*** Records to process ***

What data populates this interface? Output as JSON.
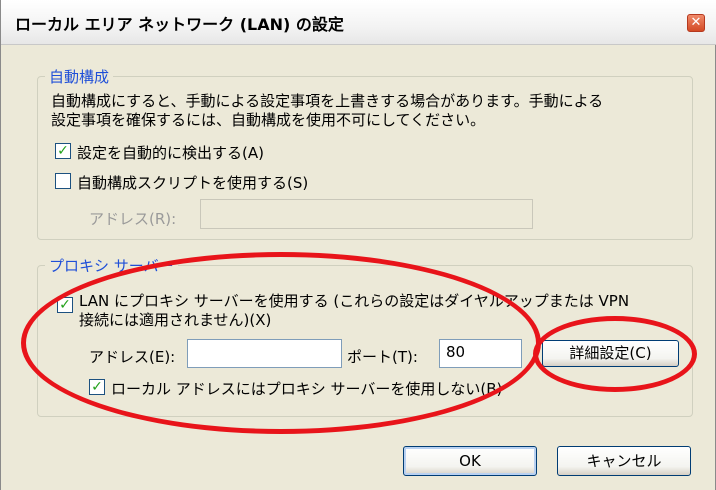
{
  "window": {
    "title": "ローカル エリア ネットワーク (LAN) の設定",
    "close_symbol": "✕"
  },
  "auto_config": {
    "legend": "自動構成",
    "description_line1": "自動構成にすると、手動による設定事項を上書きする場合があります。手動による",
    "description_line2": "設定事項を確保するには、自動構成を使用不可にしてください。",
    "auto_detect": {
      "label": "設定を自動的に検出する(A)",
      "checked": true
    },
    "use_script": {
      "label": "自動構成スクリプトを使用する(S)",
      "checked": false
    },
    "address_label": "アドレス(R):",
    "address_value": ""
  },
  "proxy": {
    "legend": "プロキシ サーバー",
    "use_proxy": {
      "label_line1": "LAN にプロキシ サーバーを使用する (これらの設定はダイヤルアップまたは VPN",
      "label_line2": "接続には適用されません)(X)",
      "checked": true
    },
    "address_label": "アドレス(E):",
    "address_value": "",
    "port_label": "ポート(T):",
    "port_value": "80",
    "advanced_label": "詳細設定(C)",
    "bypass_local": {
      "label": "ローカル アドレスにはプロキシ サーバーを使用しない(B)",
      "checked": true
    }
  },
  "buttons": {
    "ok": "OK",
    "cancel": "キャンセル"
  },
  "icons": {
    "check": "✓"
  },
  "colors": {
    "annotation": "#e8141a",
    "legend": "#1f4fd8",
    "dialog_bg": "#ECE9D8"
  }
}
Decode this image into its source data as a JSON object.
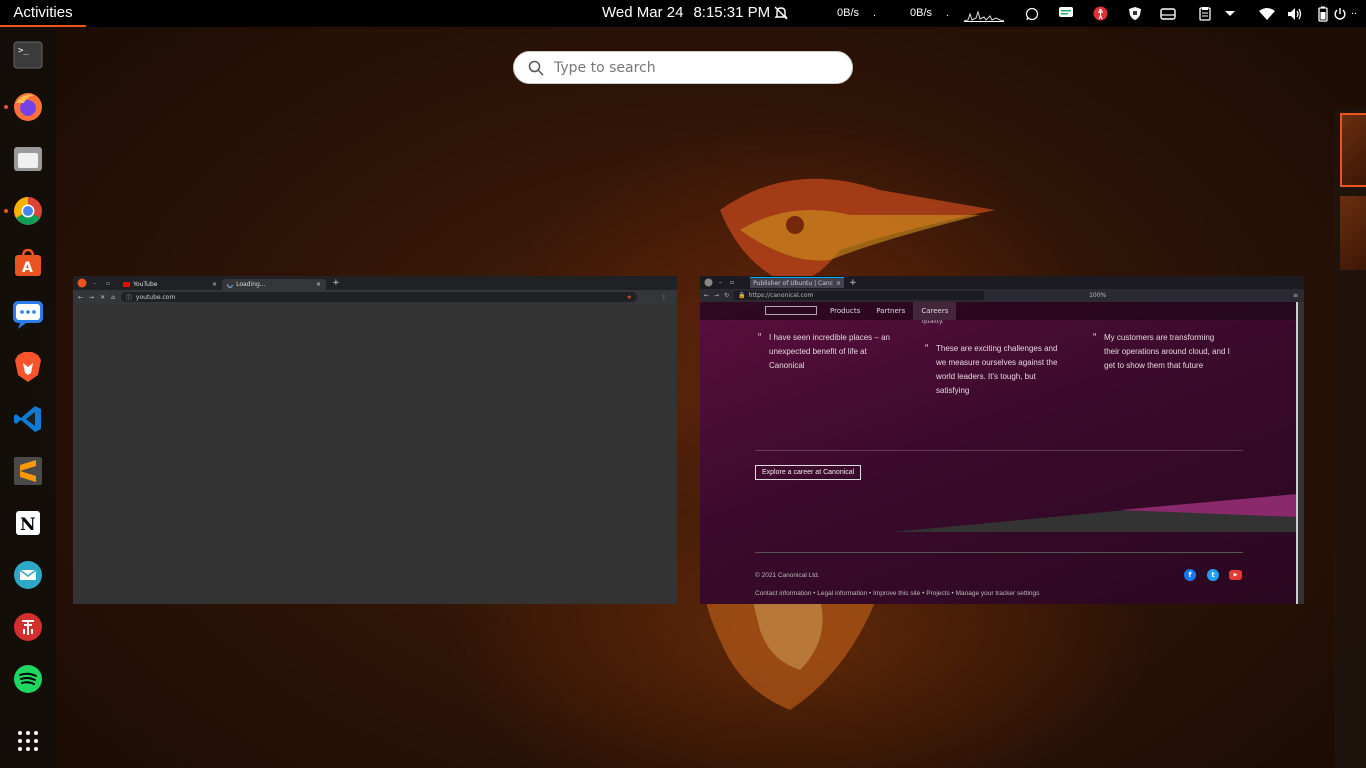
{
  "topbar": {
    "activities": "Activities",
    "date": "Wed Mar 24",
    "time": "8:15:31 PM",
    "net_down": "0B/s",
    "net_up": "0B/s",
    "net_dot1": ".",
    "net_dot2": ".",
    "tray_end": ".."
  },
  "search": {
    "placeholder": "Type to search"
  },
  "dock": {
    "items": [
      {
        "name": "terminal",
        "running": false
      },
      {
        "name": "firefox",
        "running": true
      },
      {
        "name": "files",
        "running": false
      },
      {
        "name": "chrome",
        "running": true
      },
      {
        "name": "software-center",
        "running": false
      },
      {
        "name": "chat",
        "running": false
      },
      {
        "name": "brave",
        "running": false
      },
      {
        "name": "vscode",
        "running": false
      },
      {
        "name": "sublime-text",
        "running": false
      },
      {
        "name": "notion",
        "running": false
      },
      {
        "name": "mail",
        "running": false
      },
      {
        "name": "app-red",
        "running": false
      },
      {
        "name": "spotify",
        "running": false
      },
      {
        "name": "show-apps",
        "running": false
      }
    ]
  },
  "chrome_window": {
    "tabs": [
      {
        "label": "YouTube",
        "close": "×"
      },
      {
        "label": "Loading...",
        "close": "×"
      }
    ],
    "new_tab": "+",
    "url": "youtube.com"
  },
  "firefox_window": {
    "tab_label": "Publisher of Ubuntu | Canc",
    "tab_close": "×",
    "new_tab": "+",
    "url": "https://canonical.com",
    "zoom": "100%",
    "nav": [
      "Products",
      "Partners",
      "Careers"
    ],
    "partial_text": "quality.",
    "quotes": [
      "I have seen incredible places – an unexpected benefit of life at Canonical",
      "These are exciting challenges and we measure ourselves against the world leaders. It's tough, but satisfying",
      "My customers are transforming their operations around cloud, and I get to show them that future"
    ],
    "quote_open": "“",
    "quote_close": "”",
    "career_button": "Explore a career at Canonical",
    "copyright": "© 2021 Canonical Ltd.",
    "footer_links": "Contact information  •  Legal information  •  Improve this site  •  Projects  •  Manage your tracker settings",
    "social": [
      "f",
      "t",
      "▶"
    ]
  },
  "colors": {
    "accent": "#e95420",
    "canonical_purple": "#5a0f3e",
    "panel": "#000000"
  }
}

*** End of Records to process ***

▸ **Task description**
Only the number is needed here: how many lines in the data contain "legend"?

▸ **Answer box**
3